(b) Little Tobago, Trinidad and Tobago, West Indies
An earlier version (circa 1986) of Dr. Fred Schaffner demonstrating our noosing technique for the capture of an incubating adult Brown Nody on Cayo Noroeste. (ref: Chardine & Morris. 1987. Colonial Waterbirds 10: 100-102).
An earlier version (circa 1984) of Dr. John Chardine during our initial inspection of Cayo Yerba as a potential permanent study area for Brown Noddies.
A more current version (circa 1993) of Dr. John Chardine taking a body mass measurement by an adult Brown Noddy at Cayo Noreste (ref. Chardine & Morris. 1989. Condor 91: 868-874).
One of our individually colour-banded Brown Noddies at the Culebra Refuge.
A colour-banded Brown Noddy adult, with a banded chick at a tagged nest site on Cayo Noroeste (refs. Morris & Chardine. 1992. J. Zool. Lond. 226: 65-79; Morris & Chardine. 1995. Auk 113: 23-31.

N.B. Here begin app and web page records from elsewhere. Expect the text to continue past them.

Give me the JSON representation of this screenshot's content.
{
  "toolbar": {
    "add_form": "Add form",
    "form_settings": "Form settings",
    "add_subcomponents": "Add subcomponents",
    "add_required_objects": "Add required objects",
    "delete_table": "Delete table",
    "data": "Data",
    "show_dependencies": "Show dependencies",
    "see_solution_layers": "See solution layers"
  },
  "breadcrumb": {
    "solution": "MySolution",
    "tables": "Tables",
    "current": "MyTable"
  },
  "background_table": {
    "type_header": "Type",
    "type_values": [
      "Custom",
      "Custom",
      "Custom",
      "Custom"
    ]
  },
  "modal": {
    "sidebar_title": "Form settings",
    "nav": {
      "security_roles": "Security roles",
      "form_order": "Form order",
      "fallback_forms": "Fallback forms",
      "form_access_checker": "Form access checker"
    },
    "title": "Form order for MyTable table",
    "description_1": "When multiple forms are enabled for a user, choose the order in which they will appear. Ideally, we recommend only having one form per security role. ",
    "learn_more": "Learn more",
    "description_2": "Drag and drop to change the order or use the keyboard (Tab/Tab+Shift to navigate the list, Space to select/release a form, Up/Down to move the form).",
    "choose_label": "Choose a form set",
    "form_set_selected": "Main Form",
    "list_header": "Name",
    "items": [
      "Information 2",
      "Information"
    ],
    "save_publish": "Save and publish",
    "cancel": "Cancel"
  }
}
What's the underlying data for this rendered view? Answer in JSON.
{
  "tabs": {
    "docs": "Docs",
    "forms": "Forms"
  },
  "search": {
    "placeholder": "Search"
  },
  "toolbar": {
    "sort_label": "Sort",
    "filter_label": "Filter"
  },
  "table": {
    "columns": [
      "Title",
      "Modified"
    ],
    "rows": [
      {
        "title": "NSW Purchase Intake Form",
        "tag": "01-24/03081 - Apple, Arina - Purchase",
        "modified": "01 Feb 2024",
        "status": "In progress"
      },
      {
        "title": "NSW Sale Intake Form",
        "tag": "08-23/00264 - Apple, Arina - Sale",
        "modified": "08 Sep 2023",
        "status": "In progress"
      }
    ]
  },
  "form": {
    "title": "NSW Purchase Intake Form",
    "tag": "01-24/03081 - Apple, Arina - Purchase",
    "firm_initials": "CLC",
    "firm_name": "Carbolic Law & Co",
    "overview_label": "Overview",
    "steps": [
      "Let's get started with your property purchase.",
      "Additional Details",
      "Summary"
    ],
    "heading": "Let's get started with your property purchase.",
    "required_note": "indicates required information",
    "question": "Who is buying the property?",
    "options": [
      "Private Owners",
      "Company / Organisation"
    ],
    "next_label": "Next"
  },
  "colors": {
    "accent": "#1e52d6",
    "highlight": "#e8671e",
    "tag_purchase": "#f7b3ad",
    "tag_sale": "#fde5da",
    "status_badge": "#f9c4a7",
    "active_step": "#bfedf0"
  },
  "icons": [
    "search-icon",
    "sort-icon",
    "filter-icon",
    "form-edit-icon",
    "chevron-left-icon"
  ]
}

A Brown Booby adult with chick at the George Ride colony site on Little Tobago (ref. Morris. 1984. Colonial Waterbirds 7: 1-9).